Here's your assignment. Write a story based on the following facts: a young woman marries an older man and they have three children. One night, after an argument, the woman walks out and spends the night at a neighbor's house. When she returns the next day, the husband has murdered the children.

Too melodramatic? Too gruesome? Too plot-driven? In the hands of many writers, yes; in the hands of a master like Alice Munro, not at all, as we see in this week's New Yorker fiction, "Dimension."

How would you write such a story? What questions would it need to answer?

Some obvious questions:

  • Why did the husband kill the children?

  • How did the husband kill the children? (Admit it, you're curious)

  • Who was this husband? Who was this wife?

  • What was their argument about?

  • What is the aftermath of this event?

  • Munro answers the first four of these questions in fairly predictable ways. The husband is extremely paranoid and controlling; when his wife leaves, he smothers two of the children and chokes the third "to save them the misery... of knowing that their mother had walked out on them." Munro gives us an unsurprising, yet satisfying, backstory: the wife was sixteen when she met her husband, who was a hospital orderly tending to the wife's dying mother. He was an authority figure, an angel of mercy, and this vulnerable young girl was taken in. Thereafter, he mentally abuses her, controlling every aspect of her life. He forbids her to wear makeup. She may only laugh at something if he laughs first. She rationalizes his abusive behavior and hides it from others, telling herself that this behavior is simply his way, yet knowing how outrageous it would seem to an outsider.

    The heart of the story is in the aftermath, as Munro explores how the wife attempts to deal with her grief and her guilt. Of course she feels guilt, irrational as it may be; if she hadn't walked out, the children would be alive. Munro wraps her remorse in an image: early in the story, we are told that "she had cut her hair short and bleached and spiked it...." Later, just before the story's climactic scene, when she is on the verge of forgiving her husband for what he has done and accepting that her only purpose in life is to be with him, she thinks
    Aren’t I just as cut off by what happened as he is? Nobody who knew about it would want me around. All I can do is remind people of what nobody can stand to be reminded of.

    Disguise wasn’t possible, not really. That crown of yellow spikes was pathetic.
    A neat return to the spiky hair, her crown of thorns, her attempt to bear the burden of her husband's sin.

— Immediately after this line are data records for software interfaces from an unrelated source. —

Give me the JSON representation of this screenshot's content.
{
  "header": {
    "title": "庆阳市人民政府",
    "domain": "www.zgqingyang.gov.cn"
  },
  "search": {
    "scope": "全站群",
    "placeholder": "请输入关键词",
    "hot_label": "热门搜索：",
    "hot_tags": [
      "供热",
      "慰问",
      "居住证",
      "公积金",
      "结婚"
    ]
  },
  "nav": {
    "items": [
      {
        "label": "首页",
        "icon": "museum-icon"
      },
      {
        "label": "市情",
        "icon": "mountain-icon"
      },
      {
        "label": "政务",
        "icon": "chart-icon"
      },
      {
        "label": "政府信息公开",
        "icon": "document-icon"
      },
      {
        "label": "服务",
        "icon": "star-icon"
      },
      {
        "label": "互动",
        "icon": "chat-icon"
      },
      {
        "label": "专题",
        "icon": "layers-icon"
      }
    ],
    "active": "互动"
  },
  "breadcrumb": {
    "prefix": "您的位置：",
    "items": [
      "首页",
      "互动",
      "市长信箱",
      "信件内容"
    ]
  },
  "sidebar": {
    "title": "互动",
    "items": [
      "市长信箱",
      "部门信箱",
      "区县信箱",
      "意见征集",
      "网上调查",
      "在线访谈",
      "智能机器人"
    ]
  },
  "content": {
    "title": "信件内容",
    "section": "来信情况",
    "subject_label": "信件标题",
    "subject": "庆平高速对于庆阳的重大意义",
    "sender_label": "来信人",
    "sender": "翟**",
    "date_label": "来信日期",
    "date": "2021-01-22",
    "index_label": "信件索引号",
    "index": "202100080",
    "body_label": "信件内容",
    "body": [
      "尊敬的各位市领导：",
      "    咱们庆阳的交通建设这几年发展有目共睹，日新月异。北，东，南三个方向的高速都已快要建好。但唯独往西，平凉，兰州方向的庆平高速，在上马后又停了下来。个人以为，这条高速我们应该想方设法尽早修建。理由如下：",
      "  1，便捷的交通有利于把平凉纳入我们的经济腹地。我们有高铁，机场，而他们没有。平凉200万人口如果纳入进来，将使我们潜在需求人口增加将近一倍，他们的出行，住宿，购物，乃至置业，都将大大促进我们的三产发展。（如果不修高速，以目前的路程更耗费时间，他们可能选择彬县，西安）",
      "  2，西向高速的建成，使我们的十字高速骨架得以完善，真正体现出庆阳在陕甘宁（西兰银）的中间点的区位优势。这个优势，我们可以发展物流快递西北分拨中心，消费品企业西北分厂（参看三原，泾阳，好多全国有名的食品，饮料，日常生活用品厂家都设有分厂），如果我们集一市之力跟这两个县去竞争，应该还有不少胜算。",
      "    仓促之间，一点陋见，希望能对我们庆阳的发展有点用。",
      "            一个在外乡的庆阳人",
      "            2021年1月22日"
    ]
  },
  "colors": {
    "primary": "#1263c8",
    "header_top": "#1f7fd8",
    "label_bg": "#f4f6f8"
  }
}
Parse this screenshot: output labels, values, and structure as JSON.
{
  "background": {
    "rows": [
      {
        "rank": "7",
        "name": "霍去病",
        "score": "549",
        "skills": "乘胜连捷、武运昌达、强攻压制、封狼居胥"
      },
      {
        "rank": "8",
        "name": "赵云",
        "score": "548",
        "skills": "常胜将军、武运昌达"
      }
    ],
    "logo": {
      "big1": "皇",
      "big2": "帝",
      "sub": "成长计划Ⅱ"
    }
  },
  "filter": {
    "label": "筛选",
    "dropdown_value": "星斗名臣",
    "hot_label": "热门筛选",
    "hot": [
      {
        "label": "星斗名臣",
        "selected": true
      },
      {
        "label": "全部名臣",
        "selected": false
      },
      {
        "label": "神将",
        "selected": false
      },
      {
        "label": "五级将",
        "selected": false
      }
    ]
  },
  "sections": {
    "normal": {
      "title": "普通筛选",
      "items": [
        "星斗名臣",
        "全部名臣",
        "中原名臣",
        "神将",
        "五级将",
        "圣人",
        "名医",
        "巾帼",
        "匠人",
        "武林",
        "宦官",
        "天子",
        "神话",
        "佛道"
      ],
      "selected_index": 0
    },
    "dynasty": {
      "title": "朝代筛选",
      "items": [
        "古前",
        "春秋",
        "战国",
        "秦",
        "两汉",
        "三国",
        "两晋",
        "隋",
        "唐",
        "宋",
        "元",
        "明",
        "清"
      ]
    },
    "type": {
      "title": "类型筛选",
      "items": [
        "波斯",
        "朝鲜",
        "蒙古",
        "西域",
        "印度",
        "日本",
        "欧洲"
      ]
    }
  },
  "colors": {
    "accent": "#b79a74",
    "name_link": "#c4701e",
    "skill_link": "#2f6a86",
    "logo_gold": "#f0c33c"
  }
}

    From a craft perspective this story could be analyzed in several ways, but the point of my title ("Information, Please") is to draw attention to the way Munro builds and sustains tension by parceling out the facts. How and when to reveal information is always critical, and Munro knows how to string us along better than anyone. In "Dimension," the story begins at a time well after the crime has been committed, but Munro gives us not information, but a succession of clues. In the first paragraph, we see that the wife is making a laborious bus trip to a "facility." In the second paragraph, we learn that she likes her job as a motel maid because it means she doesn't have to talk to people. In the third paragraph, we are told
    None of the people she worked with knew what had happened.
    Come on, Alice, we shout, what happened? But no, no; oh, no. We have to earn that information.

    These and other clues lead us to suspect, eventually, that the husband has murdered the children, but our suspicions aren't confirmed until the halfway point, when we are given the scene in which the wife returns home and finds the children dead.

    That Munro gives us this scene almost exactly at the halfway point is significant. It gives the story the shape of a pyramid, with the most significant event placed at the peak. If the story had been written in a strictly chronological form, the murder of the children would have occurred much earlier, perhaps a quarter of the way through the narrative. Munro begins the story with a scene from the aftermath, and then weaves more aftermath scenes with backstory to enhance the tension, but also to delay the murder scene. Once we see our fears realized (i.e., that the father murdered the children), the rest of the story, all aftermath, is a downhill ride.